Palestinians to submit first files to ICC in hopes of prompting case against Israel

Files submitted against Israel may also prompt opening war crimes investigations towards the Palestinians and Hamas, ICC chief prosecutor has said.

The entrance of the International Criminal Court (ICC) is seen in The Hague (photo credit: REUTERS)
The entrance of the International Criminal Court (ICC) is seen in The Hague
(photo credit: REUTERS)
The Palestinian Authority is set to submit their first files next week to the International Criminal Court to open a case against Israel, AFP reported on Thursday.
Their accusations against Israel include allegations of abuses which occurred in Gaza during last year's war, and additional alleged crimes that have taken place in the Palestinian Authority territories since 2014.
The first files are to be submitted on June 25 for review by the board, Palestinian Authority official Ammar Hijazi was quoted as saying by AFP.
Hijazi stated that the file submitted is "only general, it's only statistical," and it does not include specific incidences as of yet. "But it certainly draws a grim picture of what Israel is doing and why we think that there are reasonable grounds... for the prosecutor to start investigations," he added.
ICC Chief Prosecutor Fatou Bensouda must decide based on the complaint whether to order a preliminary examination and then a full criminal investigation.

In addition to the allegations submitted against Israel, Bensouda has also said she is considering opening war crimes investigations into the Palestinians themselves, which may turn the spotlight towards Hamas for their actions in last summer.'s Gaza conflict.

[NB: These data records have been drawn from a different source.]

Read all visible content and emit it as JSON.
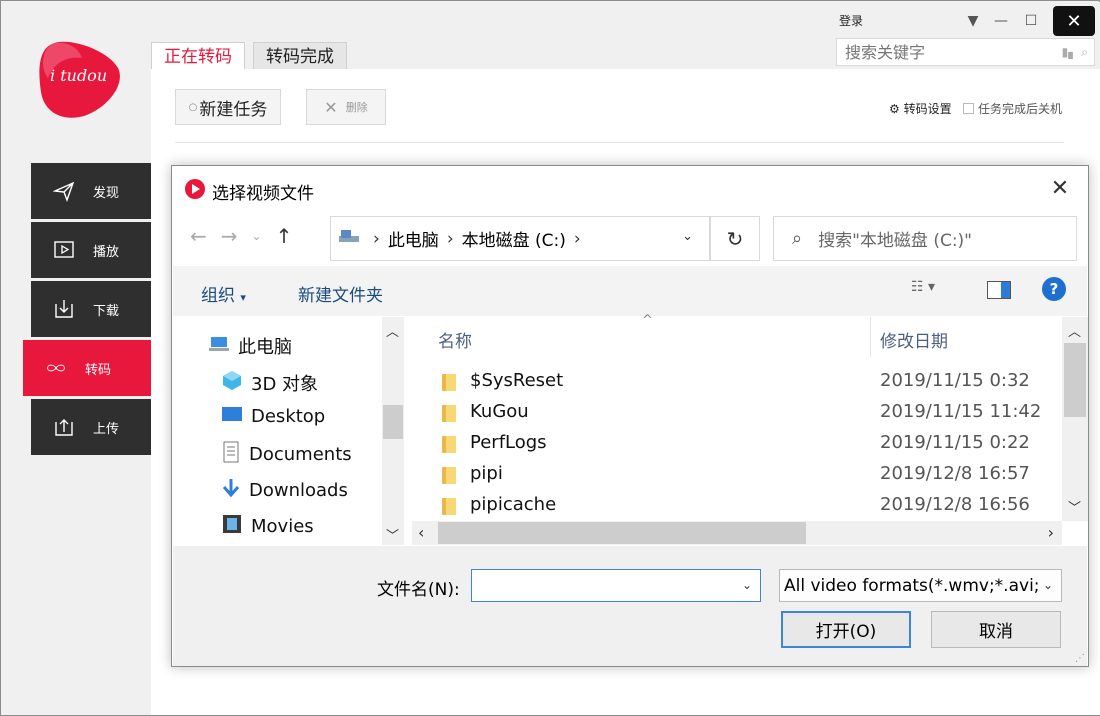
{
  "app": {
    "logo_text": "i tudou",
    "login_label": "登录",
    "search_placeholder": "搜索关键字",
    "tabs": [
      {
        "label": "正在转码"
      },
      {
        "label": "转码完成"
      }
    ],
    "nav": [
      {
        "label": "发现",
        "icon": "paper-plane-icon"
      },
      {
        "label": "播放",
        "icon": "play-icon"
      },
      {
        "label": "下载",
        "icon": "download-icon"
      },
      {
        "label": "转码",
        "icon": "infinity-icon"
      },
      {
        "label": "上传",
        "icon": "upload-icon"
      }
    ],
    "new_task_label": "新建任务",
    "delete_label": "删除",
    "settings_label": "转码设置",
    "shutdown_label": "任务完成后关机",
    "brand_color": "#e8173c"
  },
  "dialog": {
    "title": "选择视频文件",
    "address": [
      "此电脑",
      "本地磁盘 (C:)"
    ],
    "search_placeholder": "搜索\"本地磁盘 (C:)\"",
    "organize_label": "组织",
    "new_folder_label": "新建文件夹",
    "tree": [
      {
        "label": "此电脑",
        "icon": "computer-icon"
      },
      {
        "label": "3D 对象",
        "icon": "cube-icon"
      },
      {
        "label": "Desktop",
        "icon": "desktop-icon"
      },
      {
        "label": "Documents",
        "icon": "document-icon"
      },
      {
        "label": "Downloads",
        "icon": "download-arrow-icon"
      },
      {
        "label": "Movies",
        "icon": "film-icon"
      }
    ],
    "columns": {
      "name": "名称",
      "date": "修改日期"
    },
    "files": [
      {
        "name": "$SysReset",
        "date": "2019/11/15 0:32"
      },
      {
        "name": "KuGou",
        "date": "2019/11/15 11:42"
      },
      {
        "name": "PerfLogs",
        "date": "2019/11/15 0:22"
      },
      {
        "name": "pipi",
        "date": "2019/12/8 16:57"
      },
      {
        "name": "pipicache",
        "date": "2019/12/8 16:56"
      }
    ],
    "filename_label": "文件名(N):",
    "filename_value": "",
    "filter_value": "All video formats(*.wmv;*.avi;",
    "open_label": "打开(O)",
    "cancel_label": "取消"
  }
}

The Palestinian Authority formally joined the ICC on April 1 after signing the Rome Statute, which granted them membership to the International Criminal Court.
The ICC Prosecutor, not Palestine, decides whether or not to indict. To indict, the prosecutor would need to believe there is evidence beyond a reasonable doubt to convict - that there was essentially intent to murder, whereas many incidents in war are foggy and involve mere negligence or mistake.
Israel is not a party to the Rome Statute or the ICC and, like some other countries which have directly or indirectly ignored the ICC, could choose not to give its citizens or evidence over for trials.
Yonah Jeremy Bob contributed to this report.